Fiona and Jane chronicles the lives of two friends as they navigate troubling romantic relationships, daddy issues, financial struggles, the mental and physical illnesses of their loved ones and Taiwanese-American identity. Jane is a bisexual writer attempting to grapple with the guilt of outing her father to her Christian mother after he revealed his affair with another man in Taiwan – an incident Jane believes to be the reason for his eventual suicide. Fiona is a charismatic law school dropout who moves away to New York and struggles with a series of unfaithful relationships with men as well as caring for a sick friend.
It is important to note that this book is not a novel, but a debut collection of stories about two characters, pieced together. Therefore, if you go into this read looking for a cohesive narrative, you will be disappointed. Rather, readers should be prepared for this book to dip in and out of each character’s life and jump forward rapidly at various points. Furthermore, although this story is presented as an exploration of female friendship, in actuality, we read about Fiona and Jane separately more often than we read about them together. This is not necessarily a con. In many ways, their separate storylines and character development craft a realistic depiction of long-term friendships. In reality, friends do change, grow apart and find their way back to each other over time.

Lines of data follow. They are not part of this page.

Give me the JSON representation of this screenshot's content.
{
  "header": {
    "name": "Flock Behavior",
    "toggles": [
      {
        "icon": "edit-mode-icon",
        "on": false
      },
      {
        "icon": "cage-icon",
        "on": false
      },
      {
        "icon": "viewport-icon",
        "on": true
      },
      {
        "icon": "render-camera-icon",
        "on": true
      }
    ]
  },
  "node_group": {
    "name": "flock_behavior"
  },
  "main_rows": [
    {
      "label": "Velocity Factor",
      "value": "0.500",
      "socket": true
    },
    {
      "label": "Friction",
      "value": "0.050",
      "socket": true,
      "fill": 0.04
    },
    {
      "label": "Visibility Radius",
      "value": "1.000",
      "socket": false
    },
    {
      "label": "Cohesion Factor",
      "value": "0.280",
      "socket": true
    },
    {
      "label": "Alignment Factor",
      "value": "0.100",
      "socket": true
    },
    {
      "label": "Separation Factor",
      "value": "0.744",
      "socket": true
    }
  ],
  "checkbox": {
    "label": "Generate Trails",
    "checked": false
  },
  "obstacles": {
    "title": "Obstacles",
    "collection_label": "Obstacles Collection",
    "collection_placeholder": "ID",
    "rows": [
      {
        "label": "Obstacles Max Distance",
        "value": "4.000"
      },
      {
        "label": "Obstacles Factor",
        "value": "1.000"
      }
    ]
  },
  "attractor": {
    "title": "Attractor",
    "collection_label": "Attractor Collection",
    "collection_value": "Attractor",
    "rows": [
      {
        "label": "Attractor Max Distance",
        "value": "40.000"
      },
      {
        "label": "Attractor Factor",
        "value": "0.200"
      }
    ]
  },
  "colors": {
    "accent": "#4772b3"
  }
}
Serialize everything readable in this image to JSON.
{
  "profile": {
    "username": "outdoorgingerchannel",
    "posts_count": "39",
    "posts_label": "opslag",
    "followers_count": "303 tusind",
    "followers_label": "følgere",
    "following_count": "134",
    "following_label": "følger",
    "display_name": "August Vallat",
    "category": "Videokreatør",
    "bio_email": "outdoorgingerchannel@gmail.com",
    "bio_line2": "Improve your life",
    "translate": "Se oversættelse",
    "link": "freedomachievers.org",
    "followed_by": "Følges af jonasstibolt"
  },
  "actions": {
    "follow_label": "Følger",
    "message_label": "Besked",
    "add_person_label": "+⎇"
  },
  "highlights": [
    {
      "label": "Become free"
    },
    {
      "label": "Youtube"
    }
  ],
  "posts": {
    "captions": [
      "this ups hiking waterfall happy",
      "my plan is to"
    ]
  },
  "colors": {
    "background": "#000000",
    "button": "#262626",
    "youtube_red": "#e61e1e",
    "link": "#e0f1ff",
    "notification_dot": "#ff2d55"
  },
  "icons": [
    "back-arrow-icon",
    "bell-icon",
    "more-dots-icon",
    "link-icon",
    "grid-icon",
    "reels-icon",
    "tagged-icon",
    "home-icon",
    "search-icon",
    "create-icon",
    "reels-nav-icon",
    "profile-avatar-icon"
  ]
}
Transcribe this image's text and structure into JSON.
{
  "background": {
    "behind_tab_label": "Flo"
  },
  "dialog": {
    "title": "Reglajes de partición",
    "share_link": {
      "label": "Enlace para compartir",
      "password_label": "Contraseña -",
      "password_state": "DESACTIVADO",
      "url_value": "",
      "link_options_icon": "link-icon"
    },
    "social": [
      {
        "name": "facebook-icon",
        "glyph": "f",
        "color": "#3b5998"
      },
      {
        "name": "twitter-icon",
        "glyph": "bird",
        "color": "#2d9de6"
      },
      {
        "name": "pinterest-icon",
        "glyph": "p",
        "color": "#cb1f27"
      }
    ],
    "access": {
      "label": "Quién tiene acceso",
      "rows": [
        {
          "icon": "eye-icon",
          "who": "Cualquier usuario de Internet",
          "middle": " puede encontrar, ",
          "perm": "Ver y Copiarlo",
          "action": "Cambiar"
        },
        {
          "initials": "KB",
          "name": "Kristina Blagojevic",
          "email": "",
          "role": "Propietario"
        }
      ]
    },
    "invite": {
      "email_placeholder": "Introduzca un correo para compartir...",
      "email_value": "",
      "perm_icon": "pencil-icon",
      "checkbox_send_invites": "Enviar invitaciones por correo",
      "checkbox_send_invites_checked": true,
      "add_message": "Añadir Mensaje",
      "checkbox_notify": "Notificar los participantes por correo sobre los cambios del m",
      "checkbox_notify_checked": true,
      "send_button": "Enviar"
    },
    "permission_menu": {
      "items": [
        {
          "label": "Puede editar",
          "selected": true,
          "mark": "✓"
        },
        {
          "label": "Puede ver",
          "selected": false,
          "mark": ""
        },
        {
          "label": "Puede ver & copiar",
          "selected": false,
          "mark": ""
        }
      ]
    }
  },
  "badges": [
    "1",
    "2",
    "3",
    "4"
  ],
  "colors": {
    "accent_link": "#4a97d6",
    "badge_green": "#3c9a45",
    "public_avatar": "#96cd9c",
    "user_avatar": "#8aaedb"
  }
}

The perspective alternates, switching from a third person view of Fiona’s life to a first person view of Jane’s. I found this to be an odd use of tone as it has the effect of crafting a better sense of interiority for Jane’s character, meaning that I felt more connected to Jane than Fiona. However, this may indeed be a clever meta choice in structure, as Jane’s character is the writer of the pair.
The novel is not PC at times; the characters joke about stereotypes and tensions amongst different Asian communities in America, and often behave problematically themselves. This is most evident in one of Jane’s chapters entitled ‘Korean Boys I’ve Loved’ in which Jane glosses over abusive sexual situations in a whistle-stop tour of her romantic failings which arises somewhat unexpectedly and disturbingly. That being said, this book seats itself comfortably amongst the current literature trend which is focused on exploring the mindset of complicated, unorthodox and unapologetic women. Overall, Fiona and Jane is an entertaining read that goes by quickly and easily despite its often difficult subject matter.

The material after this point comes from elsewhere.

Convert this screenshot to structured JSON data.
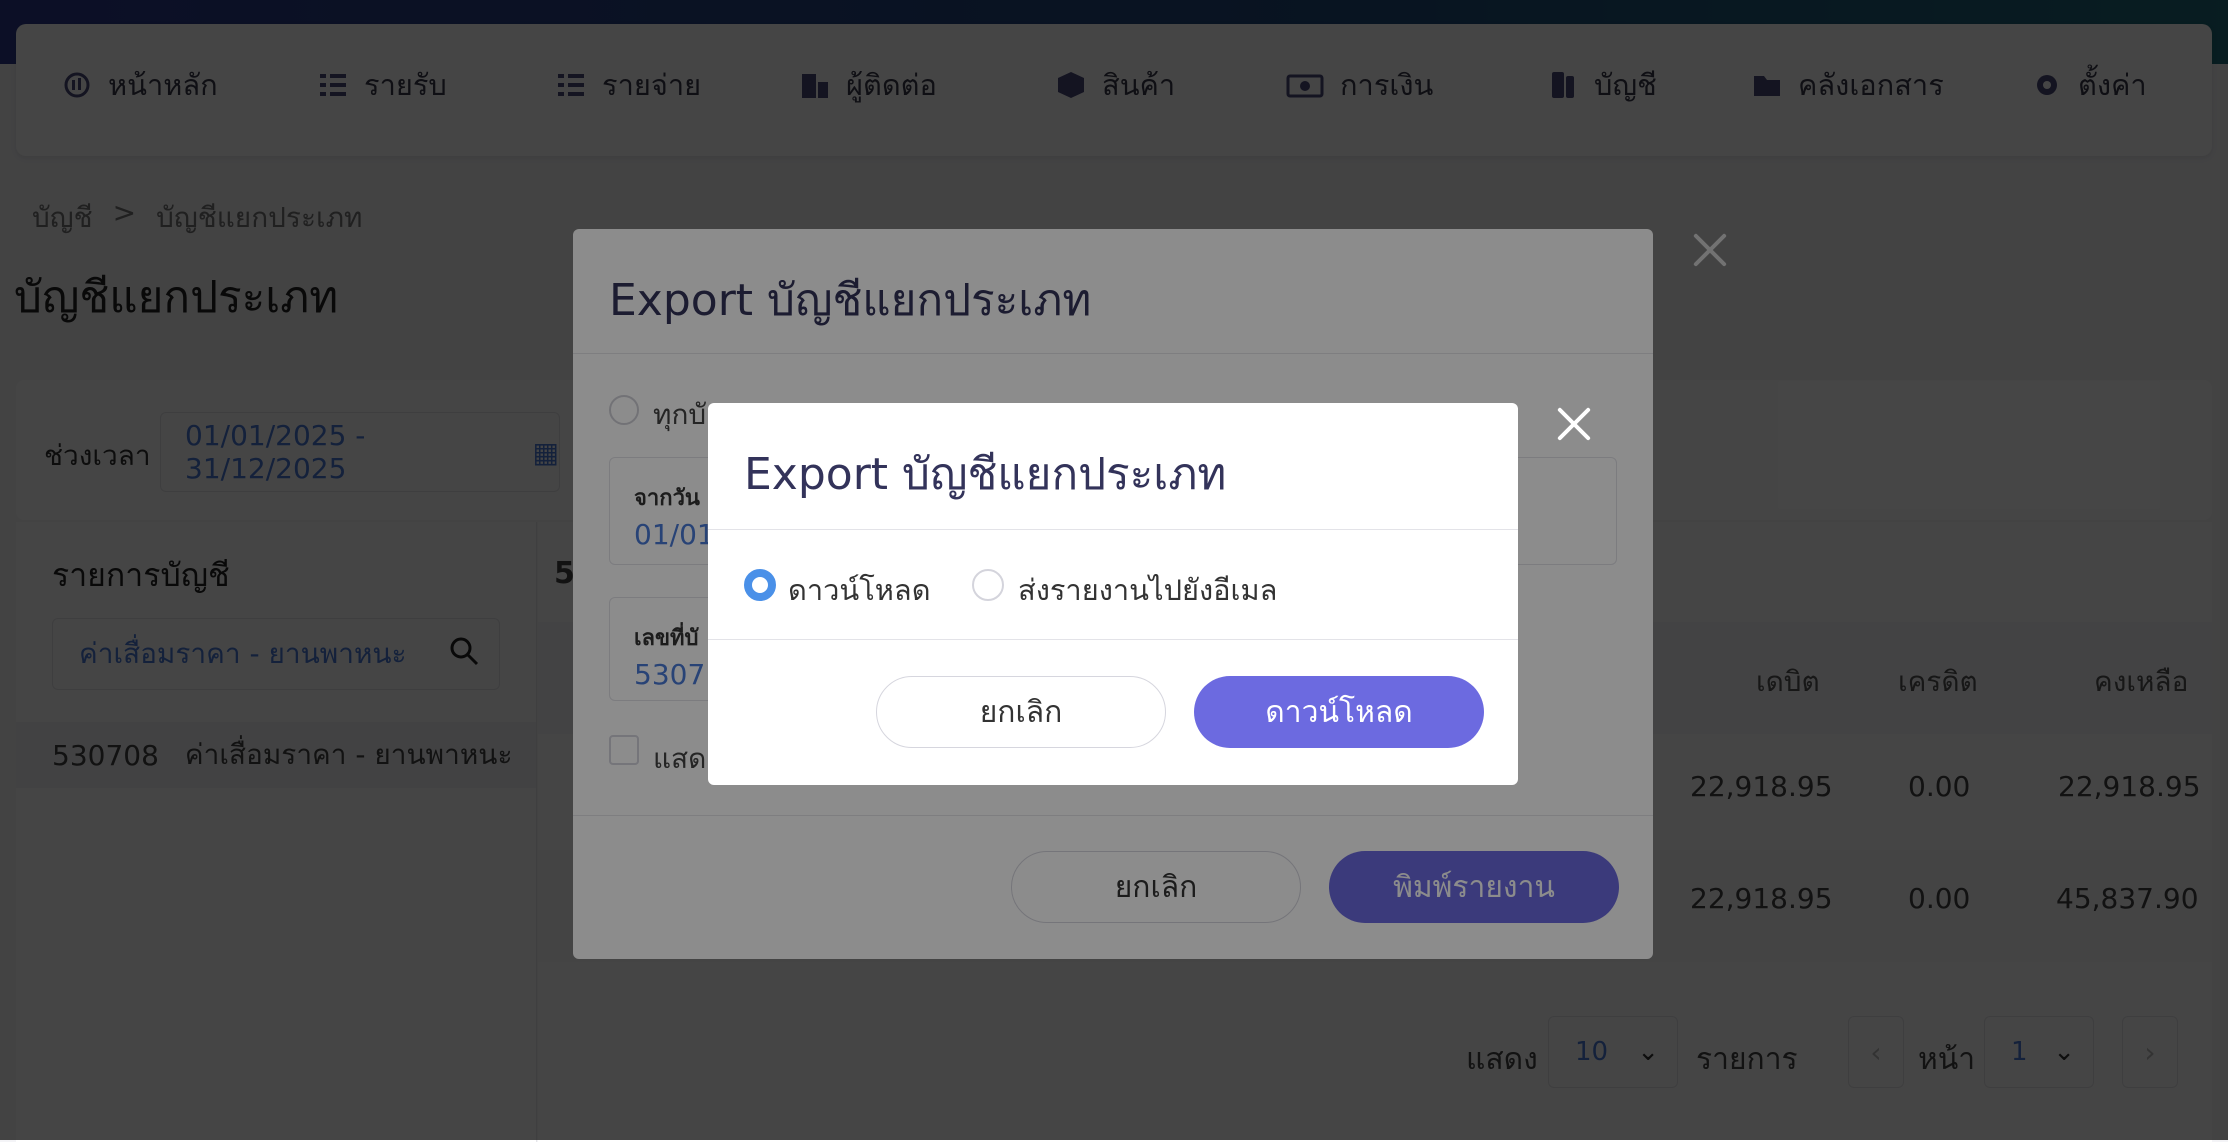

‘She paused again and held me in her gaze, soft as anything. I almost hated her then. I wanted to look away, but something made me stay there. Her eyes. All the years between us. I was protected, under her gaze.’ – Jean Chen Ho, Fiona and Jane, p.268

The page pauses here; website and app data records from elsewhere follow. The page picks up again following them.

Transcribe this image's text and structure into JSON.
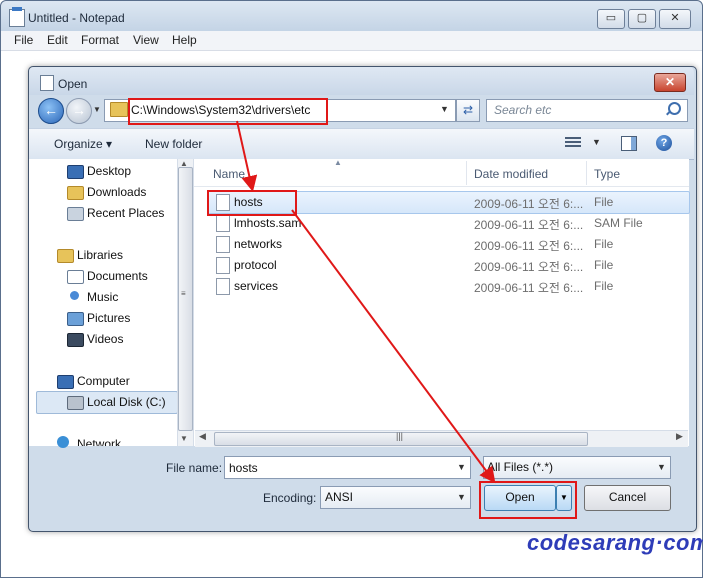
{
  "notepad": {
    "title": "Untitled - Notepad",
    "menu": [
      "File",
      "Edit",
      "Format",
      "View",
      "Help"
    ],
    "caption_buttons": {
      "min": "▭",
      "max": "▢",
      "close": "✕"
    }
  },
  "dialog": {
    "title": "Open",
    "close_glyph": "✕",
    "address_path": "C:\\Windows\\System32\\drivers\\etc",
    "search_placeholder": "Search etc",
    "toolbar": {
      "organize": "Organize ▾",
      "new_folder": "New folder",
      "help": "?"
    },
    "nav": {
      "items": [
        {
          "label": "Desktop",
          "icon": "desktop-icon"
        },
        {
          "label": "Downloads",
          "icon": "downloads-folder-icon"
        },
        {
          "label": "Recent Places",
          "icon": "recent-places-icon"
        },
        {
          "label": "Libraries",
          "icon": "libraries-icon"
        },
        {
          "label": "Documents",
          "icon": "documents-icon"
        },
        {
          "label": "Music",
          "icon": "music-icon"
        },
        {
          "label": "Pictures",
          "icon": "pictures-icon"
        },
        {
          "label": "Videos",
          "icon": "videos-icon"
        },
        {
          "label": "Computer",
          "icon": "computer-icon"
        },
        {
          "label": "Local Disk (C:)",
          "icon": "local-disk-icon",
          "selected": true
        },
        {
          "label": "Network",
          "icon": "network-icon"
        }
      ]
    },
    "columns": {
      "name": "Name",
      "date": "Date modified",
      "type": "Type"
    },
    "files": [
      {
        "name": "hosts",
        "date": "2009-06-11 오전 6:...",
        "type": "File",
        "selected": true
      },
      {
        "name": "lmhosts.sam",
        "date": "2009-06-11 오전 6:...",
        "type": "SAM File"
      },
      {
        "name": "networks",
        "date": "2009-06-11 오전 6:...",
        "type": "File"
      },
      {
        "name": "protocol",
        "date": "2009-06-11 오전 6:...",
        "type": "File"
      },
      {
        "name": "services",
        "date": "2009-06-11 오전 6:...",
        "type": "File"
      }
    ],
    "file_name_label": "File name:",
    "file_name_value": "hosts",
    "file_type_filter": "All Files  (*.*)",
    "encoding_label": "Encoding:",
    "encoding_value": "ANSI",
    "open_label": "Open",
    "cancel_label": "Cancel"
  },
  "watermark": "codesarang·com",
  "colors": {
    "annotation_red": "#e01818",
    "watermark_blue": "#2e3cb8",
    "selection": "#d6e7fa"
  }
}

Author: Jean Chen Ho
Publisher: Viking Press USA, Penguin Random House